Corktown Bridge would honour labourers who built one of Canada's greatest landmarks
Ottawa (29 August 2006) - The Ottawa District Labour Council and the Bytown Museum are campaigning to have a new $5-million pedestrian crossing over Ottawa's famous Rideau Canal called The Corktown Bridge.
The bridge is due to open this fall and will be officially named in the new year.
Corktown was the boistrous tent and lean-to shantytown inhabited by largely Irish workers who built the 200-kilometre long canal system during an intense six-year construction period between 1826 and 1832. French Canadian labourers also played an important role.
The 340,000-member National Union of Public and General Employees (NUPGE) is supporting the campaign.
"The Rideau Canal is one of Canada's great landmarks," says NUPGE president James Clancy. "This would be a wonderful way to honour the contribution to our nation made by these workers and their families. They played a vital role. It would be a fitting tribute."
Lt.-Col. John By
The Irish labourers suffered the most during the canal's construction, mainly because so many were new immigrants to Canada – unprepared for the harsh elements and exhausting work. Construction was pushed relentlessly to completion by Lt.-Col John By, a hard-driving British military engineer.
Approximately 5,000 labourers and 2,000 craftsmen worked 14-16 hour days to dredge the intricate and enduring system of canals and locks that stretches from Parliament Hill in Ottawa to Kingston on the St. Lawrence River.
More than 500 workers are estimated to have died during the six-year construction period, many victims of swamp fever borne by mosquitoes. A memorial in their honour stands about one kilometre north of the new bridge. Dedicated in 2003, and also a project of the labour council and other local groups, it is located between Parliament Hill and the Chateau Laurier Hotel.
Mainly pick and shovel labourers, the workers were victims of frequent accidents. Some died from explosives used for blasting. Others were swept away by swollen river waters. Most lie buried in unmarked graves. Other workers were victims of contractors who failed to pay them or were gouged at company stores.
Corktown was a squatters' camp on government land, stretching from the site of the modern-day National Arts Centre to Somerset St., where the new footbridge crosses from the University of Ottawa in Sandy Hill.
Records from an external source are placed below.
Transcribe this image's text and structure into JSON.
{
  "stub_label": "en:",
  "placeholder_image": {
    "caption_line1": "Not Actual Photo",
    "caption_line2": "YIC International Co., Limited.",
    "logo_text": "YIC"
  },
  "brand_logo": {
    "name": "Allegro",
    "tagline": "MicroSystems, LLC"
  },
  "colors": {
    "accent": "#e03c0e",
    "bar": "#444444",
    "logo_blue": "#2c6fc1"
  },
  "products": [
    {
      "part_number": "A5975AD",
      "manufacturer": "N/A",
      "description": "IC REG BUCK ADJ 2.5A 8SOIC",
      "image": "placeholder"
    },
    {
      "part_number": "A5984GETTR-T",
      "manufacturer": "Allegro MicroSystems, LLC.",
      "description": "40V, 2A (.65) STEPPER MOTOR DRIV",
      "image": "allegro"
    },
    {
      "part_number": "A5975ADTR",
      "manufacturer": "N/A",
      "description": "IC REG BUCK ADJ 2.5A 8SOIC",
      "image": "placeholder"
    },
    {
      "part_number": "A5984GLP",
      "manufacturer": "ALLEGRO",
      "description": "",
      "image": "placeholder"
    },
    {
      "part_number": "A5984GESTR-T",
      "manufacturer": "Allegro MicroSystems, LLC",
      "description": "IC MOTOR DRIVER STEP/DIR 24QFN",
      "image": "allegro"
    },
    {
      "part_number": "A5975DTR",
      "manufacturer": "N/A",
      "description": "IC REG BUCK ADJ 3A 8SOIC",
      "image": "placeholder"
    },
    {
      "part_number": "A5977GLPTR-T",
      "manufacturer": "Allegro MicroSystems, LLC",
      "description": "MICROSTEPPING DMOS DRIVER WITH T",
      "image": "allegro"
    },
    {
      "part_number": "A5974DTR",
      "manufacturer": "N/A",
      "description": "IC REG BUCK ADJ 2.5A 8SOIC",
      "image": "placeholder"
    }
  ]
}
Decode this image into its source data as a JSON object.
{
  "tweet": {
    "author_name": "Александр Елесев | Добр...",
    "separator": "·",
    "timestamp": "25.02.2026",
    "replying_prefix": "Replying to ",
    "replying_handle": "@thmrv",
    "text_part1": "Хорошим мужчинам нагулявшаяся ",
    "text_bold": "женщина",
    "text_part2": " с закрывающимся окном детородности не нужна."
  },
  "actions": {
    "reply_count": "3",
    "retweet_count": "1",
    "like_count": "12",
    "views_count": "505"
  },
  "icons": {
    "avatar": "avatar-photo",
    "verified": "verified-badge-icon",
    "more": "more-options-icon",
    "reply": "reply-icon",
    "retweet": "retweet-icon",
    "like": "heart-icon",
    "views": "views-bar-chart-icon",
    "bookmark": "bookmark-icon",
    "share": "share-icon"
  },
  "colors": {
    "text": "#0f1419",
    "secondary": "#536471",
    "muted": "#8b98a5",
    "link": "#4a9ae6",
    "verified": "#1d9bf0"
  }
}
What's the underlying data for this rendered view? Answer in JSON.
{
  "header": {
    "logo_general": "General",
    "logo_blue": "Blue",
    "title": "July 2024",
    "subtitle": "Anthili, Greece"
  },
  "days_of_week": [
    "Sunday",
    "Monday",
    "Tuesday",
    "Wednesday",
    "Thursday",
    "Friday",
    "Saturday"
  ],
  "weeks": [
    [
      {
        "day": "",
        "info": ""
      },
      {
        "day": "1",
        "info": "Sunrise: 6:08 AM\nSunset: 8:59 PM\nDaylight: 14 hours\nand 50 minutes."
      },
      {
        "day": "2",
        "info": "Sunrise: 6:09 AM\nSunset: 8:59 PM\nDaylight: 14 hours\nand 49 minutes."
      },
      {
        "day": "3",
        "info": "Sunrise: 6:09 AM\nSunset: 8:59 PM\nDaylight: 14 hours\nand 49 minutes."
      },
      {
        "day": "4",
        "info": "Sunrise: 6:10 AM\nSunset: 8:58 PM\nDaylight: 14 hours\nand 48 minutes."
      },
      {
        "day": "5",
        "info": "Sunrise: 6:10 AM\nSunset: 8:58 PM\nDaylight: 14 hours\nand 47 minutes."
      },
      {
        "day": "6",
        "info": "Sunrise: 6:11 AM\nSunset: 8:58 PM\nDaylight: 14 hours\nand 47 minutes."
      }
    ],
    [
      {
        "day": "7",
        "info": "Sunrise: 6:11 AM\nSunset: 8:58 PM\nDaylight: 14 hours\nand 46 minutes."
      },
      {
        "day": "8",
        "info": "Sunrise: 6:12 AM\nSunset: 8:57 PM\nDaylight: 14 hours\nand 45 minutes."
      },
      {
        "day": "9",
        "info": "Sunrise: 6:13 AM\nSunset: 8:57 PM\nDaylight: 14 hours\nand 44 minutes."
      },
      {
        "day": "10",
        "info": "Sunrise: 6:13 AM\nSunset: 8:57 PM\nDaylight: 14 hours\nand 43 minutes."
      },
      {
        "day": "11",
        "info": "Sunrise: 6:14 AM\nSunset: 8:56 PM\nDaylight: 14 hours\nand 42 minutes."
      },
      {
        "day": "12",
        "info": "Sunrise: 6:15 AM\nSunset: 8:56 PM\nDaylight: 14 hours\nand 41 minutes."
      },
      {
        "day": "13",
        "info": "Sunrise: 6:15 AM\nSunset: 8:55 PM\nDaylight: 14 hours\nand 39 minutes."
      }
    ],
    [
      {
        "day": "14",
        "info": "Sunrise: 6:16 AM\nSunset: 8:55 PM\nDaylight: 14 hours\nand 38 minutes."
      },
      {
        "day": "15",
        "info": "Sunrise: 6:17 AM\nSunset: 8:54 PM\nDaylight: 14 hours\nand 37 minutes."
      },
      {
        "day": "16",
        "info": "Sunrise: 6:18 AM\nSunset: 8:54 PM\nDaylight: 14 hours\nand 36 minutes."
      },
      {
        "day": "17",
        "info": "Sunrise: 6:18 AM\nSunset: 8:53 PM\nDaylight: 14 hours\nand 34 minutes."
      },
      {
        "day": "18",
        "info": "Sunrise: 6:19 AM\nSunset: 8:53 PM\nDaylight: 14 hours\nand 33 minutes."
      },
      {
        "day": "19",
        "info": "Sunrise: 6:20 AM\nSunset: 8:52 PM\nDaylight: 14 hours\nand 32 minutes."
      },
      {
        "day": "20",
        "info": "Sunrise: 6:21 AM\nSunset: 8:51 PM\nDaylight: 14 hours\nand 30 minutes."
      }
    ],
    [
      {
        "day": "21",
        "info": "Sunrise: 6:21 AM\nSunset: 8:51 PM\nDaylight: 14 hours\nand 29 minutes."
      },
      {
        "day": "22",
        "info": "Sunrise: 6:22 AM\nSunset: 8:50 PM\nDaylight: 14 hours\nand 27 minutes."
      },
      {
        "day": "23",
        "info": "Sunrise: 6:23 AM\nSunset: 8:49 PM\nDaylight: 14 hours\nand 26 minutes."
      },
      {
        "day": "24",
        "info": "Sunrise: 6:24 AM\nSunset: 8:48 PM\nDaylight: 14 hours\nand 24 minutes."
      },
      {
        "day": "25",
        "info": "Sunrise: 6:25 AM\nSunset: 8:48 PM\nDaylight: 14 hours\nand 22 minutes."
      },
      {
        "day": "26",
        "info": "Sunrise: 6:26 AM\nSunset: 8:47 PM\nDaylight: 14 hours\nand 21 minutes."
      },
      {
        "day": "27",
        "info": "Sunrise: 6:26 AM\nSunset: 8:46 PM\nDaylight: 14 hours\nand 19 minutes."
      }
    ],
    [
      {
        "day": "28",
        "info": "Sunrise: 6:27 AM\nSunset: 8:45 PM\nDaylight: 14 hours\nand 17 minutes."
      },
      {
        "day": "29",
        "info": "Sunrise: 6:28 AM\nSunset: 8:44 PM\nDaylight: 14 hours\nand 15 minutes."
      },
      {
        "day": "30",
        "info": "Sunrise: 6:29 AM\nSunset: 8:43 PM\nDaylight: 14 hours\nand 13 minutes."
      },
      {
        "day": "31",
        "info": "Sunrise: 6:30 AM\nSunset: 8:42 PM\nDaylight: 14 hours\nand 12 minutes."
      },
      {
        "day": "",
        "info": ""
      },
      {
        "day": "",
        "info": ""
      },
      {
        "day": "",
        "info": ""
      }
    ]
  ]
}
A boisterous enclave of taverns and red light houses, it was dismantled in the 1850s as inhabitants acquired land elsewhere and settled into the community.
Ken Clavette of the labour council says "The Corktown Bridge" would be an appropriate change from the traditional practice of naming new structures after political and community leaders.
Steve Dezort of the Bytown Museum agrees. "It's often the prominent people in history, the leaders and the prime ministers who are remembered, but a lot of these working class people, their stories have been lost," Dezort says. "We thought it would be a good chance to tell one of the stories of Bytown and have it commemorated."
The City of Ottawa says a public naming process will be conducted this fall, giving all groups and individuals a chance to take part. A decision is expected early in the new year.
Rideau Canal facts:
Honouring those who perished building the Rideau Canal